I believe in something called “transcendence”. I believe that the eternal is out there, desperately trying to get our attention as we go about our busy lives, trying to get us to pause long enough to appreciate moments of great beauty. Most of the time we’re too busy walking with our heads down and our eyes focused on the road right in front of us, but if we slow down long enough, we may be apprehended by the eternal and blessed by the life we are experiencing.

I had such a moment tonight. On my way home from a gig… standing on the El platform at Belmont, just reading. Dozens of people around: some touristy family, some people out partying, and a bunch of Hispanic men and women on their way home from work. I’m reading a book, listening to Spooky Ghost. As “A New Promise” begins, I pause, and I look at the light snow that’s beginning to fall. God, it’s a beautiful moment, pregnant with possibilities and beauty. A. Perfect. Freakin. Moment. Transcendance. How I wish that I could write the words that would more adequately convey what I was experiencing in those few minutes, but words fail.

The drunk guy and his girl who was trying to steady him on the platform, the hipsters around me, all seem to be in perfect alignment with the song and weather. The orange street lights, the haze and mist. I’m standing there with a stupid grin on my face.

Who would ever want to leave here?

“I guess I’ll see you after…”

Yes, I believe in transcendence.



If you interact with the Christian church, as I do, you hear a lot about these guys. We mock them for being so clueless to Jesus' "secret identity." We rail at them for being so legalistic and moralistic, for loving to judge and condemn. Let's face it, they're big, easy targets in the gospels, and it's not difficult to take the evidence there and pass judgment.

However, I cannot. I can't because I see too much of myself in their story. My legalism, my disdain for "sinners"anyone who challenges my idea of what "acceptable Christian living" isis all too evident to me.

I find it troubling as well, that so many of our "biblical" teachers blindly join in the chorus of ridicule and condescension of the Pharisees (a group that, strangely enough, shared more key beliefs with Jesus than the other major competing religious groups of his time: the afterlife, holiness, engagement with the world, etc., etc.). I'm afraid that what it produces is a kind of spiritual arrogance in our churches' congregations that laugh at the (often unfunny) jokes and thank God that they're not like the Pharisees, all the while living a life unexamined, and missing the pointing fingers, the narrow walls that govern their own lives.

It seems to me that one of the Pharisees' mistakes was that they had reduced God's work on earth to too many rules and regulations. But don't I do the same thing? Do this thing and God will like you. Communion must look a certain way. God can only work in churches, and furthermore churches that are subscribing to certain doctrine.
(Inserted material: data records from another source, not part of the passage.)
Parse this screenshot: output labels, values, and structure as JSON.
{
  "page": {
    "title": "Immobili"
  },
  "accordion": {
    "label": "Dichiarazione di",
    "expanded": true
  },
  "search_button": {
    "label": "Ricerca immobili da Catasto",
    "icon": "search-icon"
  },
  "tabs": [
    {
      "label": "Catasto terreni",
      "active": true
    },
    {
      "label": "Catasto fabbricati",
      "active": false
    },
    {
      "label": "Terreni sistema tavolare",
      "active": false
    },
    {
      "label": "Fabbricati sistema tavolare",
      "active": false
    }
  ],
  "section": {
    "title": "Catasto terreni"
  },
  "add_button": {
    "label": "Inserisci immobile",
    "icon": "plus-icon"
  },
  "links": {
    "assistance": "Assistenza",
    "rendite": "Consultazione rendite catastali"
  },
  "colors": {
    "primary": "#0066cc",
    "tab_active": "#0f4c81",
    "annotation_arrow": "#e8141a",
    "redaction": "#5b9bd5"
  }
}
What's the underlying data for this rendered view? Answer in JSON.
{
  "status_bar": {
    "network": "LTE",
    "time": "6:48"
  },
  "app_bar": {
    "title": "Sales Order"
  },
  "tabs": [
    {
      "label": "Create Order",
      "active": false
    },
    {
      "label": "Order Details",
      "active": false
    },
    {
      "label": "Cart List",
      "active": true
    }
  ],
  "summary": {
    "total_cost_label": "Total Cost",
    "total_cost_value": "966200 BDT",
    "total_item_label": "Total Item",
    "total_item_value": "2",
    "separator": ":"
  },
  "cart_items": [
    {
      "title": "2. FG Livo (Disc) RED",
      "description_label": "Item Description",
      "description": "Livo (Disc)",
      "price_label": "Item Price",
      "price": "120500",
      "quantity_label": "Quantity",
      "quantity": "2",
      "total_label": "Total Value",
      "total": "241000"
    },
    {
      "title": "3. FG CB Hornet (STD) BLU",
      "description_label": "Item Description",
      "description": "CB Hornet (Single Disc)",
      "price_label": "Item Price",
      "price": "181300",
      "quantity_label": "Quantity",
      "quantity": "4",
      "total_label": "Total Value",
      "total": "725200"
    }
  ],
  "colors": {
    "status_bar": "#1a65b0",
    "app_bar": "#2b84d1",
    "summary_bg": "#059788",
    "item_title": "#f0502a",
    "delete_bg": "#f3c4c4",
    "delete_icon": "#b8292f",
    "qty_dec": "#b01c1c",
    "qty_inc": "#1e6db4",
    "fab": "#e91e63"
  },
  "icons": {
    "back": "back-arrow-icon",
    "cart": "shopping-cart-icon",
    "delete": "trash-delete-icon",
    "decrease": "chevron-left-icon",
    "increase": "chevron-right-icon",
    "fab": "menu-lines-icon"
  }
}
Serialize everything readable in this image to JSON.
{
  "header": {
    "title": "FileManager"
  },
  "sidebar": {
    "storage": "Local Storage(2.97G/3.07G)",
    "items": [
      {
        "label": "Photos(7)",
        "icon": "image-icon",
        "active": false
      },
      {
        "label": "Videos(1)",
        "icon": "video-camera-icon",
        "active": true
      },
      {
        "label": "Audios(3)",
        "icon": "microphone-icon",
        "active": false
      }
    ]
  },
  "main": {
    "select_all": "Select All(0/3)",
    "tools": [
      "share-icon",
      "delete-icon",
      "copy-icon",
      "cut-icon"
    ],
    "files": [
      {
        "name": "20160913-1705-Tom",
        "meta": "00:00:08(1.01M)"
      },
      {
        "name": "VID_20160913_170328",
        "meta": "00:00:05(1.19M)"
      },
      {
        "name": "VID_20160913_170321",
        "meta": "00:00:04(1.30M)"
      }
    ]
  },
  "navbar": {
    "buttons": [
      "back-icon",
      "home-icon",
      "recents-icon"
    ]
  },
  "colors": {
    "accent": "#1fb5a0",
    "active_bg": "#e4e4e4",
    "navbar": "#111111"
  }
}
Christ (and Godread the Old Testament, really) came to blow open the doors of our perceptions about how God works, about who can come to Him. The Psalmist declares that only those who are righteous (perfect) and those who don't engage in any form of moral nastiness can come to God. Christ says, "Yeah, right, but guess what: God's stance towards you first is love. Take a step towards God in faith, and he will take steps towards you (indeed, He probably already has, we're just blind to it). As you draw near, God begins to bring that righteousness into fruition through faith in Christ's work on the cross

Wow, did that end up sounding theological. Preach, preacher!

I believe that God is active in the world. We become "Pharisees" whenever we come to believe that He will only work in ways that are acceptable and understandable to us.

I believe that we all stand in need of a savior. We become "Pharisees" whenever we come to believe that somehow our sins are "not as evil" or "better" than others' sin